Bob Dole must be some kind of prophet.
Bob Dole must be some kind of prophet.
Not 72 hours after Fox News aired the former Republican leader's suggestion that the GOP put out a "closed for repairs" sign, Michele Bachmann announced that she's going out of business. Just like that, the Republican conglomerate got an unexpected chance to shutter one of the balkiest shops in its supply chain.
Bachmann, the Republican congresswoman from Minnesota who ran a tea party-backed presidential campaign in 2012, made her announcement in a video released in the wee hours of Wednesday morning containing her trademark mixture of bombast, paranoia and error.
The error came fairly late in her eight-minute, 40-second video. "I fully anticipate the mainstream liberal media to put a detrimental spin on my decision," she declared over vague synthesizer music.
Detrimental? Um, no. It's hard to see the mothballing of Michele as anything but unalloyed good news, for the party and the country.
Certainly, the media and late-night TV hosts will greatly miss the woman who declared that the American Revolution began in Concord, N.H., instead of Concord, Mass.; that the HPV vaccine causes mental retardation; that certain members of Congress are "anti-America"; that John Wayne came from her birthplace of Waterloo, Iowa (she confused him with serial killer John Wayne Gacy); that God created an earthquake and a hurricane to protest federal spending; that the U.S. government is plotting death panels, re-education camps and an IRS database of Americans' medical records; and that the feds could use census data to put people in internment camps.
Whether she was calling President Obama a socialist, misplacing John Quincy Adams in history as a "Founding Father," or wishing Elvis Presley a "happy birthday" on the anniversary of his death, Bachmann frequently furnished evidence for her claim that God had called her to run for president — if only to provide comic relief.
But for all her entertainment value, Bachmann has done more than any other elected official to inject false claims into the national debate, contributing to a culture in which many conservatives detach themselves from reality. A study by the nonpartisan Center for Media and Public Affairs this week based on data from PolitiFact.com found that Republicans' claims in recent months are three times more likely to be false than those of Democrats. The Washington Post's fact checker, Glenn Kessler, found that Bachmann told a higher percentage of whoppers than any other lawmaker.
Bachmann also has been one of the most prominent practitioners of the obstinacy Dole was talking about in his interview with Chris Wallace. "It seems to be almost unreal that we can't get together on a budget or legislation," the elder statesman said. Arguing that even Ronald Reagan would be unwelcome in today's GOP, Dole warned that "the country is going to suffer" from the refusal to compromise.

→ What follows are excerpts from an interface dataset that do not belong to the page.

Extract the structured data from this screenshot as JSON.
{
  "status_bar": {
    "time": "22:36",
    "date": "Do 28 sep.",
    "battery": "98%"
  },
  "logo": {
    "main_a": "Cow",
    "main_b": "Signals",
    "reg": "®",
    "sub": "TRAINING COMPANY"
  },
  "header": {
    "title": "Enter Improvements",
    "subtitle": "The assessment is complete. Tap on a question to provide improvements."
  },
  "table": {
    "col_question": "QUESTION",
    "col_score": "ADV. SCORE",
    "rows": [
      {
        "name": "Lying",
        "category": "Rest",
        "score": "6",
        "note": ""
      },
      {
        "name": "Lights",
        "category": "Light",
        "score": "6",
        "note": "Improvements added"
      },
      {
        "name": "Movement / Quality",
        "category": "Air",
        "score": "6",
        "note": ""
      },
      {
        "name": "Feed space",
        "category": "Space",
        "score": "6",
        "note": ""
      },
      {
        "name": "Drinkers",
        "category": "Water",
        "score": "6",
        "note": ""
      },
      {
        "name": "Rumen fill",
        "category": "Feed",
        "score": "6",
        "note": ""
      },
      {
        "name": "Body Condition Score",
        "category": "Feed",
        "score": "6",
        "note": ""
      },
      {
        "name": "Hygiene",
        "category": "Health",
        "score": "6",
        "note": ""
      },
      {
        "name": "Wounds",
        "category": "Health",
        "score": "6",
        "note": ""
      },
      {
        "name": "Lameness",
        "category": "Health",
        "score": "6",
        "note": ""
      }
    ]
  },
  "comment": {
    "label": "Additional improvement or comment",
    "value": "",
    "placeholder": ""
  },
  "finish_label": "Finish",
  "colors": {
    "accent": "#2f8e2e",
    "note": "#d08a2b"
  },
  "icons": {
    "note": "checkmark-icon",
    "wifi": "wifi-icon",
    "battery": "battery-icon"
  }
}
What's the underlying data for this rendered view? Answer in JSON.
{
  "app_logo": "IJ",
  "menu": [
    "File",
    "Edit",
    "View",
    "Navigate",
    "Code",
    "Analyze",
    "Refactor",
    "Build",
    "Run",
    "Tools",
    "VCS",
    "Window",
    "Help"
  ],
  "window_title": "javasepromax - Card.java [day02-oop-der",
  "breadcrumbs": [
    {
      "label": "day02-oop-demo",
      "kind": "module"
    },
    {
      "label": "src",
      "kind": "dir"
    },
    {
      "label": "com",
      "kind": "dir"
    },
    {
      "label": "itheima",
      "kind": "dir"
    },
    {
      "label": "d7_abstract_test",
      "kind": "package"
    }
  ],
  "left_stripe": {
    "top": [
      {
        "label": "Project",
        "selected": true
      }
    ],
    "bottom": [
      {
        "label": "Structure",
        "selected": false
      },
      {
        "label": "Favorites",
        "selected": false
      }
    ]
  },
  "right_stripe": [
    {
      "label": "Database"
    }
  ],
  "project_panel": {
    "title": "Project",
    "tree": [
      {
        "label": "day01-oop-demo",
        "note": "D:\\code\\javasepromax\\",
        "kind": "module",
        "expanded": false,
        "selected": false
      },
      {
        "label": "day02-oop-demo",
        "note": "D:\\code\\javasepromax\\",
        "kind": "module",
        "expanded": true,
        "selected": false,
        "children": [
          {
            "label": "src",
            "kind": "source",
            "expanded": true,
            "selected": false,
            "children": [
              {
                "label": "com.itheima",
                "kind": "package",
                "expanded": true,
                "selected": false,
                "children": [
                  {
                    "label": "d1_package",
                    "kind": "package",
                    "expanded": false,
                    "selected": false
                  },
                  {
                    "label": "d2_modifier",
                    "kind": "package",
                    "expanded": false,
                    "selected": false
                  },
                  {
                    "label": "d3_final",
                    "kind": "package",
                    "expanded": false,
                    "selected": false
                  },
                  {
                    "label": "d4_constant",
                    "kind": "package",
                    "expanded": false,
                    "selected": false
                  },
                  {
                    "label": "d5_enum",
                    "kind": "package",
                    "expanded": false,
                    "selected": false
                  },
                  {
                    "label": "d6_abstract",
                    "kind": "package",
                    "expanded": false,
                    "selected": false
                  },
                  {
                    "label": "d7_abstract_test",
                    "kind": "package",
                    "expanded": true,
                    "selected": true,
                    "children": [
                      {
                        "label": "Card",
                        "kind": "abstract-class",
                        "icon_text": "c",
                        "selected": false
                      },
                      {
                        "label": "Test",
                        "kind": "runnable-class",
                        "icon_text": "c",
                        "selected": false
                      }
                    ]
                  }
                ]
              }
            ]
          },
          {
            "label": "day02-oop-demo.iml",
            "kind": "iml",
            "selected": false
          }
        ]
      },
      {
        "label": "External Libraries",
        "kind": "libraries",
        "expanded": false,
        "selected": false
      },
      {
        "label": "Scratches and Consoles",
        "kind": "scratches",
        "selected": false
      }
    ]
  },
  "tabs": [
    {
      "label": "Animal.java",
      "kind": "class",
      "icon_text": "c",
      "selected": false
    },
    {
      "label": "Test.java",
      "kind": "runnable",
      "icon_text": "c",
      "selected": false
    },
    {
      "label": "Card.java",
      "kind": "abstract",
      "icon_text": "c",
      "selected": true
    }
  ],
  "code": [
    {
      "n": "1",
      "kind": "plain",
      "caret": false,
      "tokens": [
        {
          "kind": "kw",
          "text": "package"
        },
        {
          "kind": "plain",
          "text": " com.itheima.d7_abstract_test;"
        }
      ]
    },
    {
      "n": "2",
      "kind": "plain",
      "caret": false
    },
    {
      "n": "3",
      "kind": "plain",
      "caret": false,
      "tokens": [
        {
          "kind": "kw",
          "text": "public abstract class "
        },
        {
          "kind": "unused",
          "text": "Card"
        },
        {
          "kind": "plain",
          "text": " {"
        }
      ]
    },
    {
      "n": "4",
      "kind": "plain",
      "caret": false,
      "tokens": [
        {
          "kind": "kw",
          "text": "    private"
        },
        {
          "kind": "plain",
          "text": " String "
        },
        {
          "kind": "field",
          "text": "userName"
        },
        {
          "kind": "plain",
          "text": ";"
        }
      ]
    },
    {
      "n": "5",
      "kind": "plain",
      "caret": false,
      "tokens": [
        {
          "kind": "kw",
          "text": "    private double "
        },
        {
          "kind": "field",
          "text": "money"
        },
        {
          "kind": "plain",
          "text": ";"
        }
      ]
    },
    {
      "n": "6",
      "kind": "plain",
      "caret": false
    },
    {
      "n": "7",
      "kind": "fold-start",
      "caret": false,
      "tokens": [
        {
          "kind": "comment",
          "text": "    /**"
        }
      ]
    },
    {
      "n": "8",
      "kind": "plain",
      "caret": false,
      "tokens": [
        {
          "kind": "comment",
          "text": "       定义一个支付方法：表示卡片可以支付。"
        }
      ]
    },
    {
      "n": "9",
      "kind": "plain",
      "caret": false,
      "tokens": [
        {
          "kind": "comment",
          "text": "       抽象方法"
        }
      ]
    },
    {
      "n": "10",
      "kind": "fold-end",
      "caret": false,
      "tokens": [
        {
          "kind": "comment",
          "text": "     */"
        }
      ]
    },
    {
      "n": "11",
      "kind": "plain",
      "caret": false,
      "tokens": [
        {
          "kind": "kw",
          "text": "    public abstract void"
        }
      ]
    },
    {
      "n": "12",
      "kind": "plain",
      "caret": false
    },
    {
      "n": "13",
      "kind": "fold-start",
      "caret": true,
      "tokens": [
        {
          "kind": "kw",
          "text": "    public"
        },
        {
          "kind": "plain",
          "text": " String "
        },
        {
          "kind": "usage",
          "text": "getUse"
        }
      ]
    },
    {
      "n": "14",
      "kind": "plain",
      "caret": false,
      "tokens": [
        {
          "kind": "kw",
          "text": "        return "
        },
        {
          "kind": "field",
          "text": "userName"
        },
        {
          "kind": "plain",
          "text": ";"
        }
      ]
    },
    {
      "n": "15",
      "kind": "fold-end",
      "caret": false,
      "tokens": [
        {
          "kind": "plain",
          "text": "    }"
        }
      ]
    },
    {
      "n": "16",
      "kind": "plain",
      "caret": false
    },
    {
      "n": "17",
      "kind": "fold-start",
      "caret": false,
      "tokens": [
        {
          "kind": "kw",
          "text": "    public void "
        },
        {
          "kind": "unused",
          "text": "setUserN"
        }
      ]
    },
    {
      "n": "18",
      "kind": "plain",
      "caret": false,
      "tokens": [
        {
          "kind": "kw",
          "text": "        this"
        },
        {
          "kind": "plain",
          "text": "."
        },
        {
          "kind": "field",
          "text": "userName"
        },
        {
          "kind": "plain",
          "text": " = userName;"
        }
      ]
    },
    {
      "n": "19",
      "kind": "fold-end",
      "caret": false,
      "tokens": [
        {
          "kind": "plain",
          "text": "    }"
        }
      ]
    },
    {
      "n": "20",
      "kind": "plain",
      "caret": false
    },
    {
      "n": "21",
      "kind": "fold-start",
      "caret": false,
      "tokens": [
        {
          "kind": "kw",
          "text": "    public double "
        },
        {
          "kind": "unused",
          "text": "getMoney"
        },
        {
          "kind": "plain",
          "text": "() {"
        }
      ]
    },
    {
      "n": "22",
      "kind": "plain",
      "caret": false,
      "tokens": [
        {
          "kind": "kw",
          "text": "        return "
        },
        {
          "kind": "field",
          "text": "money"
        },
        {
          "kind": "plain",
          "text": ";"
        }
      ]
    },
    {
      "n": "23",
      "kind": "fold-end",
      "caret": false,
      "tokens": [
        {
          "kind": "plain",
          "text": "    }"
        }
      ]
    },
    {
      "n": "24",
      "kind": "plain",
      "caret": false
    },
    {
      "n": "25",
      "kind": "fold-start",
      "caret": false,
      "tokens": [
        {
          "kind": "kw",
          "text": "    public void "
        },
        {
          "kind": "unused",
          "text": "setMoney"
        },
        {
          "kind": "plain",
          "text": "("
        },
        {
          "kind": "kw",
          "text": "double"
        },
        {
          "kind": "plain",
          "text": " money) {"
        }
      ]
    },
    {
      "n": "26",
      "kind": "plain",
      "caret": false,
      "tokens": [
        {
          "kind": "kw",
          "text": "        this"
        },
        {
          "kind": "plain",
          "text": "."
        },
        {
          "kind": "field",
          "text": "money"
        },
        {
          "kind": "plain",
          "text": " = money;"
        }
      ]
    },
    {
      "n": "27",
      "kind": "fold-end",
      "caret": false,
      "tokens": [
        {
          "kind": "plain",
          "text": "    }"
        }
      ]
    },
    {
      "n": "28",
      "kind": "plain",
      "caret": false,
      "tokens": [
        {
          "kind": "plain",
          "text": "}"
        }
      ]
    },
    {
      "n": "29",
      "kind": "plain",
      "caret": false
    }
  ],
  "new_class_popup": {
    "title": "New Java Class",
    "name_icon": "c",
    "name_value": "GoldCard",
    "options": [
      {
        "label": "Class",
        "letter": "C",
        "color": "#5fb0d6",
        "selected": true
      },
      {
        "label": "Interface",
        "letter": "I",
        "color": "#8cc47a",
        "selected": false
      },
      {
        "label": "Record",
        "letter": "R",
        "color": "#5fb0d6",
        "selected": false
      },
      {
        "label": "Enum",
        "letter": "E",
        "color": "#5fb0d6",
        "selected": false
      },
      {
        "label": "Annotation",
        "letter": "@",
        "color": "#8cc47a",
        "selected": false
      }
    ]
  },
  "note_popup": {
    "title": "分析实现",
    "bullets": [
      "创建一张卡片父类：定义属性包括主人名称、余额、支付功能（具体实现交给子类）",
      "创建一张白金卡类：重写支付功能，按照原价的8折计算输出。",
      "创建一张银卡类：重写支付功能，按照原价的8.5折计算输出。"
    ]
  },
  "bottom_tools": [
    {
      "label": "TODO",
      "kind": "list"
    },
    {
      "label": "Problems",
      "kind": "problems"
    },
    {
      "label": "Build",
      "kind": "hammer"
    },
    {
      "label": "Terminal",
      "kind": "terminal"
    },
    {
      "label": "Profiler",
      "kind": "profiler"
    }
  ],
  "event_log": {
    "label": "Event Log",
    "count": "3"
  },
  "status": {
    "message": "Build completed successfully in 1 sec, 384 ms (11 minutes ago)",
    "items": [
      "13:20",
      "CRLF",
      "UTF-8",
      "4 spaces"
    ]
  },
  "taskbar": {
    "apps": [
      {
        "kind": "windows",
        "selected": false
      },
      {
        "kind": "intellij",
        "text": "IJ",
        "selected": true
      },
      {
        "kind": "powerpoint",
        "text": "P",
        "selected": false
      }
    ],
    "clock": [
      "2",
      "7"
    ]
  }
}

As if in response, Bachmann's farewell video was a celebration of her refusal to budge from her "core of conviction" on conservative causes. "I will continue to work vehemently and robustly to fight back against what most in the other party want to do," she vowed.
The good news is voters appear to be tiring of this approach, a sentiment Bachmann addressed defensively in her announcement. "Be assured my decision was not in any way influenced by any concerns about my being re-elected to Congress," protested Bachmann, who would have faced a rematch against the Democrat she beat by just 1.2 percentage points in a district Mitt Romney won easily.
"And rest assured," she continued, "this decision was not impacted in any way by the recent inquiries (by the FBI, the Federal Election Commission and the Office of Congressional Ethics) into the activities of my former presidential campaign or my former presidential staff."
Of course not.
Bachmann smiled directly into the camera throughout her video, avoiding that off-center stare that caused ridicule of her televised response to Obama's 2011 State of the Union address. Soft, slow music, with a sound not unlike a church bell tolling, played as she began her announcement.
After a recitation of her accomplishments (she attended Margaret Thatcher's funeral, criticized "this administration's despicable treatment" of Israel and "called out the Muslim jihad terrorists for who they are") she thanked God and family. The bell tolled a final time as the video faded to black — and so, too, did the career of a lawmaker unlike any other this country has seen since the shot heard around the world was fired in New Hampshire.
Dana Milbank is a Washington Post columnist. Email him at firstname.lastname@example.org.